> **Problem statement**
Report each line from the data below that holds the word "location".
(Entries shown)
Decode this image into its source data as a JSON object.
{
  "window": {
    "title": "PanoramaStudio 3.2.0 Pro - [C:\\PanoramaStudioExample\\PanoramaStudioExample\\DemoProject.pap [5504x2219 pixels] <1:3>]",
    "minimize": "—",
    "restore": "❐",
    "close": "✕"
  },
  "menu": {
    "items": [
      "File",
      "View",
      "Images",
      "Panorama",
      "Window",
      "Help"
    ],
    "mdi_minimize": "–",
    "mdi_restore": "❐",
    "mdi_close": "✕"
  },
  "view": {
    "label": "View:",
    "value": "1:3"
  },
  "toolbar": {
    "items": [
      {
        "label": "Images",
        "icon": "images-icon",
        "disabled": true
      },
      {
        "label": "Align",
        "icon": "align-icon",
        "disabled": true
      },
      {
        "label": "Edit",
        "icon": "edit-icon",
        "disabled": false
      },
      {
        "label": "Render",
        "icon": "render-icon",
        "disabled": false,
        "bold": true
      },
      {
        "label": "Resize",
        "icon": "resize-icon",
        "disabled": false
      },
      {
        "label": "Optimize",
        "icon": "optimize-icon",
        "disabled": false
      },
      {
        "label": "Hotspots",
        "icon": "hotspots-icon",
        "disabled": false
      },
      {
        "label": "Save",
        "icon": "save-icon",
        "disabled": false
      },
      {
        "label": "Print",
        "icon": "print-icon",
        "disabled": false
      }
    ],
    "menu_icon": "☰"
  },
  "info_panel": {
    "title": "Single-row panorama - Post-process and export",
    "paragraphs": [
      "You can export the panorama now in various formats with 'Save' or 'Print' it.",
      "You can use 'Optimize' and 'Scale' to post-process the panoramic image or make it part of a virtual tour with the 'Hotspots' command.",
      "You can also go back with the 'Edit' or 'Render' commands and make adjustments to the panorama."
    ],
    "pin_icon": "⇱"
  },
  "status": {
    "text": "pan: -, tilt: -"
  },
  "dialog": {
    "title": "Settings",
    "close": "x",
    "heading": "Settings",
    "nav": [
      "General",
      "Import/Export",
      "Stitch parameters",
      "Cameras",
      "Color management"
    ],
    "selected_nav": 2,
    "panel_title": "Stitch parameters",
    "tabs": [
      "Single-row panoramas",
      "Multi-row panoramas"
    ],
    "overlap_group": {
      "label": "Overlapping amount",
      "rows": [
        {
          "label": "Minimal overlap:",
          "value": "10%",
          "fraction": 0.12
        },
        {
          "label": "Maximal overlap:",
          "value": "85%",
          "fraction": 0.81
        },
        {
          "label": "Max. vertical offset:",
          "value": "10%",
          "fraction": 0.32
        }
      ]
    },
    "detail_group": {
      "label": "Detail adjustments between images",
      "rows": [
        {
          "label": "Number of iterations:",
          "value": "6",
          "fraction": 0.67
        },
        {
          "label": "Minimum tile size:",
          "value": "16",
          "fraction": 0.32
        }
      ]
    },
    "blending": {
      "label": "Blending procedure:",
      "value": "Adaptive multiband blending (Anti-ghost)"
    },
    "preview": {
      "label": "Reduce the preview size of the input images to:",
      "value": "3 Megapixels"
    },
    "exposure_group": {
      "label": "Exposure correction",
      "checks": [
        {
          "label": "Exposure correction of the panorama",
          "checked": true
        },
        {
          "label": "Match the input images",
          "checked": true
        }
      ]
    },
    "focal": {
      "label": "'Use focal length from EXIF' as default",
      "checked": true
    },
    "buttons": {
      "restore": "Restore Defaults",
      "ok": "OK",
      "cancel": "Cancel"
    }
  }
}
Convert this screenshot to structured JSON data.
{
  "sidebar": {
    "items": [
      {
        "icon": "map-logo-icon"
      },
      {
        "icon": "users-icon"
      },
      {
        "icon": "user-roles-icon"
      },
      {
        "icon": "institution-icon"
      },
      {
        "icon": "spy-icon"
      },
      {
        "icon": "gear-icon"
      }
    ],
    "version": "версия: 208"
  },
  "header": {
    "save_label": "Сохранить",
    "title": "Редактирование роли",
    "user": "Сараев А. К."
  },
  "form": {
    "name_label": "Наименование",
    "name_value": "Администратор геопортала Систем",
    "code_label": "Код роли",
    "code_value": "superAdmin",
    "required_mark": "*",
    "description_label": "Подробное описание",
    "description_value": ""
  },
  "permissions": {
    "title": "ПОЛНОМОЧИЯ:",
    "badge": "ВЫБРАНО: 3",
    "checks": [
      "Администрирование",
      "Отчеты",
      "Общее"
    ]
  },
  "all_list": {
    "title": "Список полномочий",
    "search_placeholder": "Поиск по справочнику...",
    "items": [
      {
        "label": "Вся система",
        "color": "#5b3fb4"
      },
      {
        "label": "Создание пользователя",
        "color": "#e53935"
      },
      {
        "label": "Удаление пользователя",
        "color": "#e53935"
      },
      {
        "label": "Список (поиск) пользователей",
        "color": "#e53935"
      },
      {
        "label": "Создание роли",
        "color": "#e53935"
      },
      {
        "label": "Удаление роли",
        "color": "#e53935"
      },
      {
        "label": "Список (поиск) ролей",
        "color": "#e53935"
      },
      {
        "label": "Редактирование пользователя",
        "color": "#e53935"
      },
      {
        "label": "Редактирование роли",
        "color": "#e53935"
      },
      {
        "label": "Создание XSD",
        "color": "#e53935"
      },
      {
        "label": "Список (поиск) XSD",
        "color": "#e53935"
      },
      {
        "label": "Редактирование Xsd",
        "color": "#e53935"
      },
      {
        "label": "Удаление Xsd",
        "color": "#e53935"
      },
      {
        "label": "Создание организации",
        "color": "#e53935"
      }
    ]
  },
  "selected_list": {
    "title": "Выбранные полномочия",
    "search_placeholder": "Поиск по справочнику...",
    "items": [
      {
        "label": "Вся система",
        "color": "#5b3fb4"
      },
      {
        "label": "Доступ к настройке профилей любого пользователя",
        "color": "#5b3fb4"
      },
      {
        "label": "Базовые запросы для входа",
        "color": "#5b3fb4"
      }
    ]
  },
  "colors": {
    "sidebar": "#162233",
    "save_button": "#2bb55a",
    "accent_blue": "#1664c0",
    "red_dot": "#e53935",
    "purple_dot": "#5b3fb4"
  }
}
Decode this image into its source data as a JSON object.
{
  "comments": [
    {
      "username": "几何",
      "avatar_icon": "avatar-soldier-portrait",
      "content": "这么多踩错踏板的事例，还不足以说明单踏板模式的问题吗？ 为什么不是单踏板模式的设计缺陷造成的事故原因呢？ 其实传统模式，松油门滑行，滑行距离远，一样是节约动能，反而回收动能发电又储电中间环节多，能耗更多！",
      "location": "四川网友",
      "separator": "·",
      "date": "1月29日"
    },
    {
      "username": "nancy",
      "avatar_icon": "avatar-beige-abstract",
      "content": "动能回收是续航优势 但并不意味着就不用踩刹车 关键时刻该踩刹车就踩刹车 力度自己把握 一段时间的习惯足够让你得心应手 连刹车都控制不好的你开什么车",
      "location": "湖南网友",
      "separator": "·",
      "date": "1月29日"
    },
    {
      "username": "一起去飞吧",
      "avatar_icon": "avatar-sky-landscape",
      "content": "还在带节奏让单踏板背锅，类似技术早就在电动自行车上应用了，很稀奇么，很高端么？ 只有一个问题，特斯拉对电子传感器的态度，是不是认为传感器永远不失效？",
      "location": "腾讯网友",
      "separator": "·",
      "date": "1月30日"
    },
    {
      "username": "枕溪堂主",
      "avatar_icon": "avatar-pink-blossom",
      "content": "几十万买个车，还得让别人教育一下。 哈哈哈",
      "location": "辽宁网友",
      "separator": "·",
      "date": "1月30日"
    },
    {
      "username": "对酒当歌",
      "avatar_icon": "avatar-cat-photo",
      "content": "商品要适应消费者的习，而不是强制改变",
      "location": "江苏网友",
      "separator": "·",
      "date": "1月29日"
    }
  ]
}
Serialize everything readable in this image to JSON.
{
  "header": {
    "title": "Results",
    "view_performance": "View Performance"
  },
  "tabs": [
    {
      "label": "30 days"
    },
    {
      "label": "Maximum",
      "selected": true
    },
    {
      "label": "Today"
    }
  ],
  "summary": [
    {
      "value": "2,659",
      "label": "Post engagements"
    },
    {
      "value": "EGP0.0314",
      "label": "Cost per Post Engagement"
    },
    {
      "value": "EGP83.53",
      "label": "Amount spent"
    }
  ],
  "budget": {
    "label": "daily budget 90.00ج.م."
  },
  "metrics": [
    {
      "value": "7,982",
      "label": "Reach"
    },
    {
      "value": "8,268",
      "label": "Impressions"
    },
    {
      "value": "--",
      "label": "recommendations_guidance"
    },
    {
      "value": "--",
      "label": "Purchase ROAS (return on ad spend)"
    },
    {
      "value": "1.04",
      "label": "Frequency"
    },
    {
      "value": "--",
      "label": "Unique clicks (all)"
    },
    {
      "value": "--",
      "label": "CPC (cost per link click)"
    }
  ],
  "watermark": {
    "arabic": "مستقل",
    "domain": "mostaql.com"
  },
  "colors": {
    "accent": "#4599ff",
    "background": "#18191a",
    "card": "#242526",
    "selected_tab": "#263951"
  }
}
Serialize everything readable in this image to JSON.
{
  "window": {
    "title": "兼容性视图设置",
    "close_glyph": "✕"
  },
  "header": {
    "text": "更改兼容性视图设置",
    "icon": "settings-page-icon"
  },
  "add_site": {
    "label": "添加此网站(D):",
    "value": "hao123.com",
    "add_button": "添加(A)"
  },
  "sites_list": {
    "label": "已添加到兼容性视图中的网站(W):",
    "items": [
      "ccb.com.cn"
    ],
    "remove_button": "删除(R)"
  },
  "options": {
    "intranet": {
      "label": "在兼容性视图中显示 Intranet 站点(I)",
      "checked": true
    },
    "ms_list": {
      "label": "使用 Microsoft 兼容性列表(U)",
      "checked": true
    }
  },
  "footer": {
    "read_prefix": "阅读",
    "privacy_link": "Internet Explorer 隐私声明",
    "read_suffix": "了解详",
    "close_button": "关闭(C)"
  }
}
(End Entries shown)
> **Result of the exercise**
      "location": "四川网友",
      "location": "湖南网友",
      "location": "腾讯网友",
      "location": "辽宁网友",
      "location": "江苏网友",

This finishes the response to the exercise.